Understanding Stockdog Language
Brennan Hooper relies on his border collies on the ranch and at trials
By Dianna Troyer
Both fluent in stockdog language, Brennan Hooper and his border collie Rita are a dynamic duo, moving sheep and cattle at competitions and on the family ranch. Infinitely energetic and eager to please, Rita darts, slinks or races around sheep, depending on Brennan’s commands as they work together at home—the U3 Ranch west of Wells.
Unblinking in concentration, the 5-year- old dog stares at the sheep while listening for his familiar commands: come by (move clockwise), away (move counterclockwise), walk up (move toward the stock), come back, and stand.
Rita, along with Brennan’s other border collies, Sly, Stormy, Rosie and McClain, form a reliable team.
“I love how you can place them in such different ways to move livestock,” Brennan says. “It’s enjoyable to train them and see them progress. They’re a big help on the ranch.”
Along with verbal commands, their partnership and strategy relies on body position, timing and pressure to move livestock.
Brennan and Rita are preparing to compete at Nevada’s Best Cow Dog Trial at the 55th annual Lincoln County Fair on August 9 in Panaca. The trials showcase the partnership of handler and dog.
“It’s enjoyable to train them and see them progress. They’re a big help on the ranch.”
A clock is the final impartial judge of each team at the competition. The handler on horseback and cow dog must guide three heifers through an obstacle course as quickly as possible. Each run takes about 10 minutes.
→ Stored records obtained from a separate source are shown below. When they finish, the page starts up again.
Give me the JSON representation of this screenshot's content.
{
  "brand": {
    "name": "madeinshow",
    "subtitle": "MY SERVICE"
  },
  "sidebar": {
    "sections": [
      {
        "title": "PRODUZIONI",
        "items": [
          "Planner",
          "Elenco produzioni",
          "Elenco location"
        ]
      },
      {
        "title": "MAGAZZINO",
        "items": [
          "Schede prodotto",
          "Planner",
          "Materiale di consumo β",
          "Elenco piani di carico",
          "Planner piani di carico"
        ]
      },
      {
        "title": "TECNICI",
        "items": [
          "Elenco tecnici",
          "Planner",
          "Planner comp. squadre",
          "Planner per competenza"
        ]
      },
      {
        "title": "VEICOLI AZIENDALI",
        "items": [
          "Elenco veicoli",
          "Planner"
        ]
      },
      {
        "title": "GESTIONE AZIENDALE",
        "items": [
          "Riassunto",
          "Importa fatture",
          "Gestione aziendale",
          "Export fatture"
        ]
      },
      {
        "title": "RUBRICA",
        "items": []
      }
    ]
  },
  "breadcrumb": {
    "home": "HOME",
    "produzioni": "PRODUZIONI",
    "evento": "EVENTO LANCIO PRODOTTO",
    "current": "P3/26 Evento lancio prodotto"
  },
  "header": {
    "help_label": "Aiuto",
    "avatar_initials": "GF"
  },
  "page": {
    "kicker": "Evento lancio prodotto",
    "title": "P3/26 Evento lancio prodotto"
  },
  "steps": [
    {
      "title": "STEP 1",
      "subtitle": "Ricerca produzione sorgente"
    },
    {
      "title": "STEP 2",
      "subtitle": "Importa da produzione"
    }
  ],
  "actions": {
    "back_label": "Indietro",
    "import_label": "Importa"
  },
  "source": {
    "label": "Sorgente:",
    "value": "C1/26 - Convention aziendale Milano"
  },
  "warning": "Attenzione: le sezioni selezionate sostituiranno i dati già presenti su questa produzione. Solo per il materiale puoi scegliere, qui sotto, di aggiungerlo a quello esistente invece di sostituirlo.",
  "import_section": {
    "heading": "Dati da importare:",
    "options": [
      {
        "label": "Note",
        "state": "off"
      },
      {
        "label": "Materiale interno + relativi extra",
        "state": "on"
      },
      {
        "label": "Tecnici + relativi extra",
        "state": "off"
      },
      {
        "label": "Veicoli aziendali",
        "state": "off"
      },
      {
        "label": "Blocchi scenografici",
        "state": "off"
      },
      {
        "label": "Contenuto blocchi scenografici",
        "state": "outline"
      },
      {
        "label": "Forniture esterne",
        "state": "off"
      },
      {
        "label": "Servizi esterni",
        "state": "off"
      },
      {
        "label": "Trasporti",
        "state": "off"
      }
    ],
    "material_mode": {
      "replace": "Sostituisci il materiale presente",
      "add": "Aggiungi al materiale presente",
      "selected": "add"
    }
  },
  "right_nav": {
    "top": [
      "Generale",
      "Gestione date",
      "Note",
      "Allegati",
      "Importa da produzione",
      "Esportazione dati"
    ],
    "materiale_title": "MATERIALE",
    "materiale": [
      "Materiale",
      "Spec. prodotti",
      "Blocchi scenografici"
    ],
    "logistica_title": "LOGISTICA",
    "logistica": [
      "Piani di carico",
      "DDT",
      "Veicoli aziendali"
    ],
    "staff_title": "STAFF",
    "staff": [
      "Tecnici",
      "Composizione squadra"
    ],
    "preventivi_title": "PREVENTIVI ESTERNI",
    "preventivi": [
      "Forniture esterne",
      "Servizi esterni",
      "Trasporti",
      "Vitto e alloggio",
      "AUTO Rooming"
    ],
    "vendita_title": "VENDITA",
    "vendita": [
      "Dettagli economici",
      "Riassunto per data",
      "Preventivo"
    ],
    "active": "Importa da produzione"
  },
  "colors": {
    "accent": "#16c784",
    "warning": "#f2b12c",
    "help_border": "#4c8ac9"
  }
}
The course varies each year and simulates working situations at a ranch. Fence panels, gates and a stock trailer are used. Teams might bring the stock in on one side, then zigzag or move down an alleyway and bring them out before finally putting the cows in a trailer.
It’s obvious Rita loves her job herding livestock, whether on the ranch or at a trial, Brennan says.
The Panaca event is not their first trial. The duo have also competed in Eureka, Spring Creek, and Lehi, Utah.
About 4 years ago, Brennan decided to use trained border collies on the ranch after seeing how his cousin’s collies were effective partners to move livestock.
“I saw how handy they can be, so I bought Rita,” he says. “Her training had already started.”
Impressed with her abilities, he eventually bought four more border collies and began training them.
To start training young dogs, he works in a square pen, comparing it to a clock. Border collies have been bred for centuries to bring animals to the handler. For example, if he stands at 6 o’clock, the dog will naturally tend to go to 12 o’clock and bring in the animals. With that idea as a foundation, he can walk to various positions and teach verbal commands.
To learn more, he joined the Mountain States Stockdog Association (MSSA). The association has more than 500 members from throughout the U.S., Canada and Mexico. Formed in 2016, the goal is to encourage the use of skilled working stockdogs in all aspects of ranching and
to organize trials to compete with dogs. Members come together to trial, train, and improve their dogs and stock-handling capabilities.
Brennan looks forward to the Panaca trial.
“However we place, it’s always good to see others on the circuit and share training tips,” he says.
For more information about MSSA, visit the Mountain States Stockdog Association website.